Movie review: The Trial of the Chicago 7
Aaron Sorkin creates the dialogue you wish you could come up with, whether it's an argument, public speaking or trying to coerce a favour.
The timing of his new film The Trial Of The Chicago 7, now streaming on Netflix and his second turn as a director after 2017's Molly's Game, has seen news events make this story of protests and violence from over 50 years ago feel all too current.
Courtrooms are Sorkin's playground - take A Few Good Men or The Social Network, which he wrote the screenplays for.
Anywhere people have to sit around and talk, Sorkin excels.
Here, he even makes Eddie Redmayne interesting –though the Oscar-winning actor is overshadowed throughout by Sacha Baron Cohen (as the historical legal drama's anti-hero Abbie Hoffman), Mark Rylance as the defence attorney William Kunstler, Frank Langella in his element as the villain of the piece Judge Hoffman and Yahya Abdul-Mateen II as Black Panther Bobby Seale, whose story is the most tragic.
Refreshingly, this is not a simple case of good and bad. Everyone is flawed.
Did Redmayne's Tom Hayden incite a riot?
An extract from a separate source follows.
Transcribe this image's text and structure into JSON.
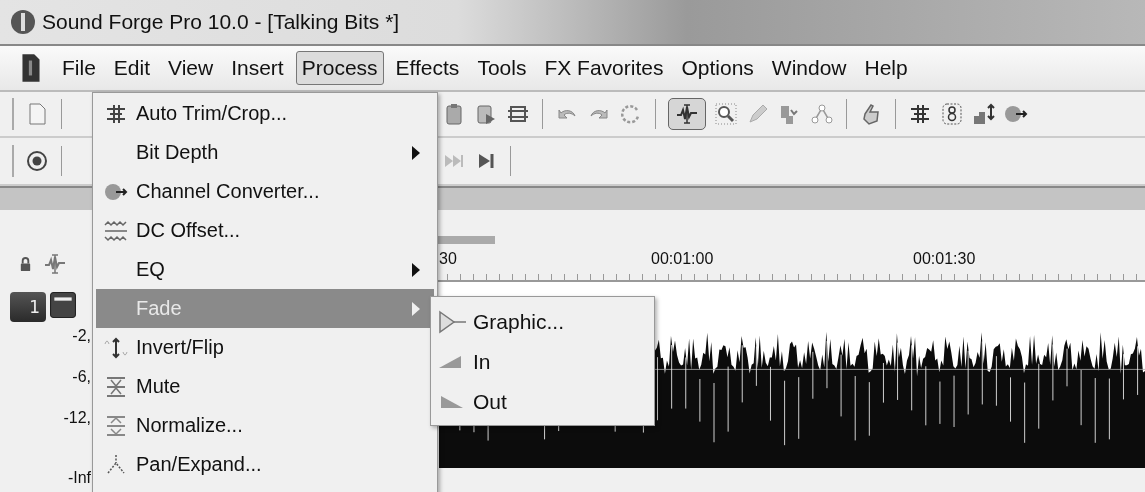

Are the hippy-ish Abbie Hoffman and Jerry Rubin (Jeremy Strong) simply antagonistic for the sake of it?
The acting is great and even after some explanation of the fates of the main players, you want to know more about the actual trial – though this is not entirely a compliment to the film.
Just as the ability to make spontaneous Sorkin-level speeches lies in fiction, the architect of The West Wing has taken liberties with the facts – detrimentally so, especially when it comes to the finale.
Chronologies are fudged, characters invented and strangely, the brutality administered to Bobby Seale is toned down and used more as a moment to make a prosecution lawyer (Joseph Gordon-Levitt) appear more sympathetic than he was in real life.
The most egregious dramatic liberty is taken in the closing moments, a scene so corny and detached from reality it may as well have ended with Redmayne up on the table and flag-waving in a musical number.
Rather than being uplifting, it sets off alarms over the veracity of everything else and sours the whole experience.
The Trial Of The Chicago is an entertaining and gripping drama, but should not be taken as the whole truth.
FILM: The Trial Of The Chicago 7
STARRING: Sacha Baron Cohen, Eddie Redmayne, Mark Rylance, Frank Langella, Michael Keaton, Yahya Abdul-Mateen II, Joseph Gordon-Levitt, Jeremy Strong
WRITER-DIRECTOR: Aaron Sorkin
THE SKINNY: Based on the story of the Chicago Seven, eight men are placed on trial for various charges after violence erupts at an anti-Vietnam War protest at the 1968 Democratic National Convention in Chicago.